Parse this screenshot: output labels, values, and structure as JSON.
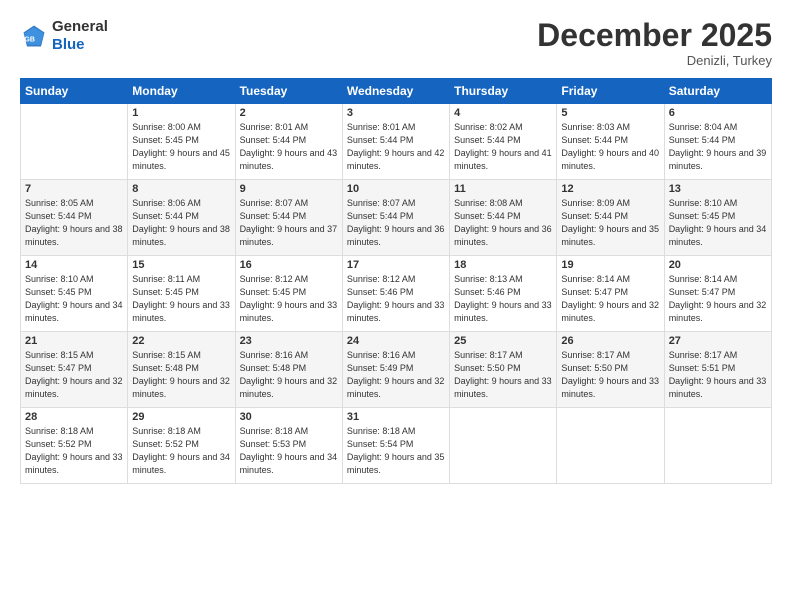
{
  "logo": {
    "general": "General",
    "blue": "Blue"
  },
  "header": {
    "title": "December 2025",
    "location": "Denizli, Turkey"
  },
  "days_of_week": [
    "Sunday",
    "Monday",
    "Tuesday",
    "Wednesday",
    "Thursday",
    "Friday",
    "Saturday"
  ],
  "weeks": [
    [
      {
        "day": "",
        "sunrise": "",
        "sunset": "",
        "daylight": ""
      },
      {
        "day": "1",
        "sunrise": "Sunrise: 8:00 AM",
        "sunset": "Sunset: 5:45 PM",
        "daylight": "Daylight: 9 hours and 45 minutes."
      },
      {
        "day": "2",
        "sunrise": "Sunrise: 8:01 AM",
        "sunset": "Sunset: 5:44 PM",
        "daylight": "Daylight: 9 hours and 43 minutes."
      },
      {
        "day": "3",
        "sunrise": "Sunrise: 8:01 AM",
        "sunset": "Sunset: 5:44 PM",
        "daylight": "Daylight: 9 hours and 42 minutes."
      },
      {
        "day": "4",
        "sunrise": "Sunrise: 8:02 AM",
        "sunset": "Sunset: 5:44 PM",
        "daylight": "Daylight: 9 hours and 41 minutes."
      },
      {
        "day": "5",
        "sunrise": "Sunrise: 8:03 AM",
        "sunset": "Sunset: 5:44 PM",
        "daylight": "Daylight: 9 hours and 40 minutes."
      },
      {
        "day": "6",
        "sunrise": "Sunrise: 8:04 AM",
        "sunset": "Sunset: 5:44 PM",
        "daylight": "Daylight: 9 hours and 39 minutes."
      }
    ],
    [
      {
        "day": "7",
        "sunrise": "Sunrise: 8:05 AM",
        "sunset": "Sunset: 5:44 PM",
        "daylight": "Daylight: 9 hours and 38 minutes."
      },
      {
        "day": "8",
        "sunrise": "Sunrise: 8:06 AM",
        "sunset": "Sunset: 5:44 PM",
        "daylight": "Daylight: 9 hours and 38 minutes."
      },
      {
        "day": "9",
        "sunrise": "Sunrise: 8:07 AM",
        "sunset": "Sunset: 5:44 PM",
        "daylight": "Daylight: 9 hours and 37 minutes."
      },
      {
        "day": "10",
        "sunrise": "Sunrise: 8:07 AM",
        "sunset": "Sunset: 5:44 PM",
        "daylight": "Daylight: 9 hours and 36 minutes."
      },
      {
        "day": "11",
        "sunrise": "Sunrise: 8:08 AM",
        "sunset": "Sunset: 5:44 PM",
        "daylight": "Daylight: 9 hours and 36 minutes."
      },
      {
        "day": "12",
        "sunrise": "Sunrise: 8:09 AM",
        "sunset": "Sunset: 5:44 PM",
        "daylight": "Daylight: 9 hours and 35 minutes."
      },
      {
        "day": "13",
        "sunrise": "Sunrise: 8:10 AM",
        "sunset": "Sunset: 5:45 PM",
        "daylight": "Daylight: 9 hours and 34 minutes."
      }
    ],
    [
      {
        "day": "14",
        "sunrise": "Sunrise: 8:10 AM",
        "sunset": "Sunset: 5:45 PM",
        "daylight": "Daylight: 9 hours and 34 minutes."
      },
      {
        "day": "15",
        "sunrise": "Sunrise: 8:11 AM",
        "sunset": "Sunset: 5:45 PM",
        "daylight": "Daylight: 9 hours and 33 minutes."
      },
      {
        "day": "16",
        "sunrise": "Sunrise: 8:12 AM",
        "sunset": "Sunset: 5:45 PM",
        "daylight": "Daylight: 9 hours and 33 minutes."
      },
      {
        "day": "17",
        "sunrise": "Sunrise: 8:12 AM",
        "sunset": "Sunset: 5:46 PM",
        "daylight": "Daylight: 9 hours and 33 minutes."
      },
      {
        "day": "18",
        "sunrise": "Sunrise: 8:13 AM",
        "sunset": "Sunset: 5:46 PM",
        "daylight": "Daylight: 9 hours and 33 minutes."
      },
      {
        "day": "19",
        "sunrise": "Sunrise: 8:14 AM",
        "sunset": "Sunset: 5:47 PM",
        "daylight": "Daylight: 9 hours and 32 minutes."
      },
      {
        "day": "20",
        "sunrise": "Sunrise: 8:14 AM",
        "sunset": "Sunset: 5:47 PM",
        "daylight": "Daylight: 9 hours and 32 minutes."
      }
    ],
    [
      {
        "day": "21",
        "sunrise": "Sunrise: 8:15 AM",
        "sunset": "Sunset: 5:47 PM",
        "daylight": "Daylight: 9 hours and 32 minutes."
      },
      {
        "day": "22",
        "sunrise": "Sunrise: 8:15 AM",
        "sunset": "Sunset: 5:48 PM",
        "daylight": "Daylight: 9 hours and 32 minutes."
      },
      {
        "day": "23",
        "sunrise": "Sunrise: 8:16 AM",
        "sunset": "Sunset: 5:48 PM",
        "daylight": "Daylight: 9 hours and 32 minutes."
      },
      {
        "day": "24",
        "sunrise": "Sunrise: 8:16 AM",
        "sunset": "Sunset: 5:49 PM",
        "daylight": "Daylight: 9 hours and 32 minutes."
      },
      {
        "day": "25",
        "sunrise": "Sunrise: 8:17 AM",
        "sunset": "Sunset: 5:50 PM",
        "daylight": "Daylight: 9 hours and 33 minutes."
      },
      {
        "day": "26",
        "sunrise": "Sunrise: 8:17 AM",
        "sunset": "Sunset: 5:50 PM",
        "daylight": "Daylight: 9 hours and 33 minutes."
      },
      {
        "day": "27",
        "sunrise": "Sunrise: 8:17 AM",
        "sunset": "Sunset: 5:51 PM",
        "daylight": "Daylight: 9 hours and 33 minutes."
      }
    ],
    [
      {
        "day": "28",
        "sunrise": "Sunrise: 8:18 AM",
        "sunset": "Sunset: 5:52 PM",
        "daylight": "Daylight: 9 hours and 33 minutes."
      },
      {
        "day": "29",
        "sunrise": "Sunrise: 8:18 AM",
        "sunset": "Sunset: 5:52 PM",
        "daylight": "Daylight: 9 hours and 34 minutes."
      },
      {
        "day": "30",
        "sunrise": "Sunrise: 8:18 AM",
        "sunset": "Sunset: 5:53 PM",
        "daylight": "Daylight: 9 hours and 34 minutes."
      },
      {
        "day": "31",
        "sunrise": "Sunrise: 8:18 AM",
        "sunset": "Sunset: 5:54 PM",
        "daylight": "Daylight: 9 hours and 35 minutes."
      },
      {
        "day": "",
        "sunrise": "",
        "sunset": "",
        "daylight": ""
      },
      {
        "day": "",
        "sunrise": "",
        "sunset": "",
        "daylight": ""
      },
      {
        "day": "",
        "sunrise": "",
        "sunset": "",
        "daylight": ""
      }
    ]
  ]
}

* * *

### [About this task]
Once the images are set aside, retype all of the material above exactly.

### [Solution to this problem]
Parse this screenshot: output labels, values, and structure as JSON.
{
  "logo": {
    "general": "General",
    "blue": "Blue"
  },
  "header": {
    "title": "December 2025",
    "location": "Denizli, Turkey"
  },
  "days_of_week": [
    "Sunday",
    "Monday",
    "Tuesday",
    "Wednesday",
    "Thursday",
    "Friday",
    "Saturday"
  ],
  "weeks": [
    [
      {
        "day": "",
        "sunrise": "",
        "sunset": "",
        "daylight": ""
      },
      {
        "day": "1",
        "sunrise": "Sunrise: 8:00 AM",
        "sunset": "Sunset: 5:45 PM",
        "daylight": "Daylight: 9 hours and 45 minutes."
      },
      {
        "day": "2",
        "sunrise": "Sunrise: 8:01 AM",
        "sunset": "Sunset: 5:44 PM",
        "daylight": "Daylight: 9 hours and 43 minutes."
      },
      {
        "day": "3",
        "sunrise": "Sunrise: 8:01 AM",
        "sunset": "Sunset: 5:44 PM",
        "daylight": "Daylight: 9 hours and 42 minutes."
      },
      {
        "day": "4",
        "sunrise": "Sunrise: 8:02 AM",
        "sunset": "Sunset: 5:44 PM",
        "daylight": "Daylight: 9 hours and 41 minutes."
      },
      {
        "day": "5",
        "sunrise": "Sunrise: 8:03 AM",
        "sunset": "Sunset: 5:44 PM",
        "daylight": "Daylight: 9 hours and 40 minutes."
      },
      {
        "day": "6",
        "sunrise": "Sunrise: 8:04 AM",
        "sunset": "Sunset: 5:44 PM",
        "daylight": "Daylight: 9 hours and 39 minutes."
      }
    ],
    [
      {
        "day": "7",
        "sunrise": "Sunrise: 8:05 AM",
        "sunset": "Sunset: 5:44 PM",
        "daylight": "Daylight: 9 hours and 38 minutes."
      },
      {
        "day": "8",
        "sunrise": "Sunrise: 8:06 AM",
        "sunset": "Sunset: 5:44 PM",
        "daylight": "Daylight: 9 hours and 38 minutes."
      },
      {
        "day": "9",
        "sunrise": "Sunrise: 8:07 AM",
        "sunset": "Sunset: 5:44 PM",
        "daylight": "Daylight: 9 hours and 37 minutes."
      },
      {
        "day": "10",
        "sunrise": "Sunrise: 8:07 AM",
        "sunset": "Sunset: 5:44 PM",
        "daylight": "Daylight: 9 hours and 36 minutes."
      },
      {
        "day": "11",
        "sunrise": "Sunrise: 8:08 AM",
        "sunset": "Sunset: 5:44 PM",
        "daylight": "Daylight: 9 hours and 36 minutes."
      },
      {
        "day": "12",
        "sunrise": "Sunrise: 8:09 AM",
        "sunset": "Sunset: 5:44 PM",
        "daylight": "Daylight: 9 hours and 35 minutes."
      },
      {
        "day": "13",
        "sunrise": "Sunrise: 8:10 AM",
        "sunset": "Sunset: 5:45 PM",
        "daylight": "Daylight: 9 hours and 34 minutes."
      }
    ],
    [
      {
        "day": "14",
        "sunrise": "Sunrise: 8:10 AM",
        "sunset": "Sunset: 5:45 PM",
        "daylight": "Daylight: 9 hours and 34 minutes."
      },
      {
        "day": "15",
        "sunrise": "Sunrise: 8:11 AM",
        "sunset": "Sunset: 5:45 PM",
        "daylight": "Daylight: 9 hours and 33 minutes."
      },
      {
        "day": "16",
        "sunrise": "Sunrise: 8:12 AM",
        "sunset": "Sunset: 5:45 PM",
        "daylight": "Daylight: 9 hours and 33 minutes."
      },
      {
        "day": "17",
        "sunrise": "Sunrise: 8:12 AM",
        "sunset": "Sunset: 5:46 PM",
        "daylight": "Daylight: 9 hours and 33 minutes."
      },
      {
        "day": "18",
        "sunrise": "Sunrise: 8:13 AM",
        "sunset": "Sunset: 5:46 PM",
        "daylight": "Daylight: 9 hours and 33 minutes."
      },
      {
        "day": "19",
        "sunrise": "Sunrise: 8:14 AM",
        "sunset": "Sunset: 5:47 PM",
        "daylight": "Daylight: 9 hours and 32 minutes."
      },
      {
        "day": "20",
        "sunrise": "Sunrise: 8:14 AM",
        "sunset": "Sunset: 5:47 PM",
        "daylight": "Daylight: 9 hours and 32 minutes."
      }
    ],
    [
      {
        "day": "21",
        "sunrise": "Sunrise: 8:15 AM",
        "sunset": "Sunset: 5:47 PM",
        "daylight": "Daylight: 9 hours and 32 minutes."
      },
      {
        "day": "22",
        "sunrise": "Sunrise: 8:15 AM",
        "sunset": "Sunset: 5:48 PM",
        "daylight": "Daylight: 9 hours and 32 minutes."
      },
      {
        "day": "23",
        "sunrise": "Sunrise: 8:16 AM",
        "sunset": "Sunset: 5:48 PM",
        "daylight": "Daylight: 9 hours and 32 minutes."
      },
      {
        "day": "24",
        "sunrise": "Sunrise: 8:16 AM",
        "sunset": "Sunset: 5:49 PM",
        "daylight": "Daylight: 9 hours and 32 minutes."
      },
      {
        "day": "25",
        "sunrise": "Sunrise: 8:17 AM",
        "sunset": "Sunset: 5:50 PM",
        "daylight": "Daylight: 9 hours and 33 minutes."
      },
      {
        "day": "26",
        "sunrise": "Sunrise: 8:17 AM",
        "sunset": "Sunset: 5:50 PM",
        "daylight": "Daylight: 9 hours and 33 minutes."
      },
      {
        "day": "27",
        "sunrise": "Sunrise: 8:17 AM",
        "sunset": "Sunset: 5:51 PM",
        "daylight": "Daylight: 9 hours and 33 minutes."
      }
    ],
    [
      {
        "day": "28",
        "sunrise": "Sunrise: 8:18 AM",
        "sunset": "Sunset: 5:52 PM",
        "daylight": "Daylight: 9 hours and 33 minutes."
      },
      {
        "day": "29",
        "sunrise": "Sunrise: 8:18 AM",
        "sunset": "Sunset: 5:52 PM",
        "daylight": "Daylight: 9 hours and 34 minutes."
      },
      {
        "day": "30",
        "sunrise": "Sunrise: 8:18 AM",
        "sunset": "Sunset: 5:53 PM",
        "daylight": "Daylight: 9 hours and 34 minutes."
      },
      {
        "day": "31",
        "sunrise": "Sunrise: 8:18 AM",
        "sunset": "Sunset: 5:54 PM",
        "daylight": "Daylight: 9 hours and 35 minutes."
      },
      {
        "day": "",
        "sunrise": "",
        "sunset": "",
        "daylight": ""
      },
      {
        "day": "",
        "sunrise": "",
        "sunset": "",
        "daylight": ""
      },
      {
        "day": "",
        "sunrise": "",
        "sunset": "",
        "daylight": ""
      }
    ]
  ]
}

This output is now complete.